• PROBLEM STATEMENT: Among the entries below, find each line holding "title" and return it.

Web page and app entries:
· · · · · · ·
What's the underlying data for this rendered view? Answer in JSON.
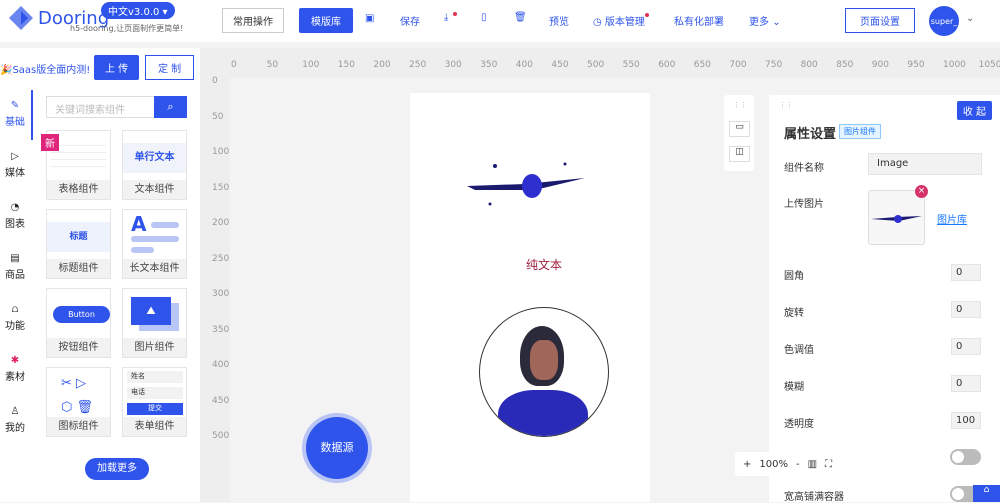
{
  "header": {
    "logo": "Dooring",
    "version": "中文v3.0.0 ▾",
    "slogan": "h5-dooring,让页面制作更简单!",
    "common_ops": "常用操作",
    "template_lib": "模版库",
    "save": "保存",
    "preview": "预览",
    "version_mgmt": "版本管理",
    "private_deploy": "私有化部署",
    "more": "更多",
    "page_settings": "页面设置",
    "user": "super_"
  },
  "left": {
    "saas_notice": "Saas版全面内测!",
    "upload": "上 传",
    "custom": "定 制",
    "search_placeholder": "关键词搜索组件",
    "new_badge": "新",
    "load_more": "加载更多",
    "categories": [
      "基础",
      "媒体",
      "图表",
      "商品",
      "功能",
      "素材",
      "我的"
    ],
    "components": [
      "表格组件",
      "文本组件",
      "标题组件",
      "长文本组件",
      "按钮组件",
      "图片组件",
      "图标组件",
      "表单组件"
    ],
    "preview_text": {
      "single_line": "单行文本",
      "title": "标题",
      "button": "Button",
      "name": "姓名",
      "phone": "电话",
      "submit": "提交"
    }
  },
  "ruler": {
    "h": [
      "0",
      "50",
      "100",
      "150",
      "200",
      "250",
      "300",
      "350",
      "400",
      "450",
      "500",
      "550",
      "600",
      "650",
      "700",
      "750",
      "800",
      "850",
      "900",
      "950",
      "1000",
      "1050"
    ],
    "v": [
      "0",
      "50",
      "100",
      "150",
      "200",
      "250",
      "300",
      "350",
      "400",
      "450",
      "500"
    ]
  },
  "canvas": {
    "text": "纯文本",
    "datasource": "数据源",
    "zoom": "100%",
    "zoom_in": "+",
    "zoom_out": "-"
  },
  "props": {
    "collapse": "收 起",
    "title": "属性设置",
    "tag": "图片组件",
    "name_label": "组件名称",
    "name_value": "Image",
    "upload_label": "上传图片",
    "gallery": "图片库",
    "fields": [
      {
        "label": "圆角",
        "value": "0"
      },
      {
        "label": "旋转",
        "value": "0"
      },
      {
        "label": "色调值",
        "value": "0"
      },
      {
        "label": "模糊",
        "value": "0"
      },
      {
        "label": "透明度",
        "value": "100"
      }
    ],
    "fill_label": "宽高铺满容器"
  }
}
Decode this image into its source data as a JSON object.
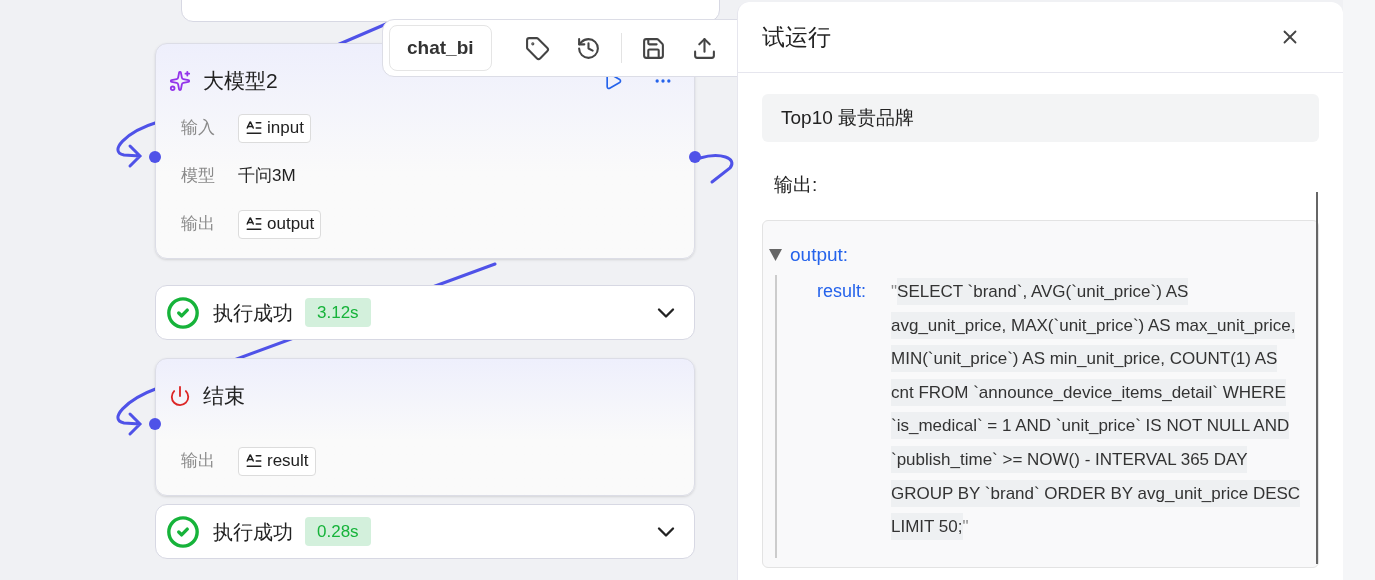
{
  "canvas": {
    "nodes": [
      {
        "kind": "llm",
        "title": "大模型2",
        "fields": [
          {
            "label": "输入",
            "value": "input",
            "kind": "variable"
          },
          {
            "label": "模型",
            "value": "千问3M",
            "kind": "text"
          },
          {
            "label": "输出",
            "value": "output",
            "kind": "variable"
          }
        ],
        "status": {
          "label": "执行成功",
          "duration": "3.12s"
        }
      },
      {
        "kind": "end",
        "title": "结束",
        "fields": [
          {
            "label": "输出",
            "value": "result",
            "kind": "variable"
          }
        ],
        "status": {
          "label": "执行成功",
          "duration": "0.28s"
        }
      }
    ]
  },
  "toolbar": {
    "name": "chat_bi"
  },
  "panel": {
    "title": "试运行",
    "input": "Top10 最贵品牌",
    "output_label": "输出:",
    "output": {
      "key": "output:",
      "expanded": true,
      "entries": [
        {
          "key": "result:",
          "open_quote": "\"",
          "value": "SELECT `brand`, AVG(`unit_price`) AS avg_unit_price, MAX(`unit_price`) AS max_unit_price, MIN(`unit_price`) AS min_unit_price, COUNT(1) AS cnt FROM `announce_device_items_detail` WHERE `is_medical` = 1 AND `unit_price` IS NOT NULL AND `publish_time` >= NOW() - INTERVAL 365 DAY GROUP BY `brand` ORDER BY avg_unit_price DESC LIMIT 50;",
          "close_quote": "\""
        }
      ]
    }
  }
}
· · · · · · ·
• OUTPUT BELOW:
      "title": "标题",
    "title": "属性设置",
        "title": "大模型2",
        "title": "结束",
    "title": "试运行",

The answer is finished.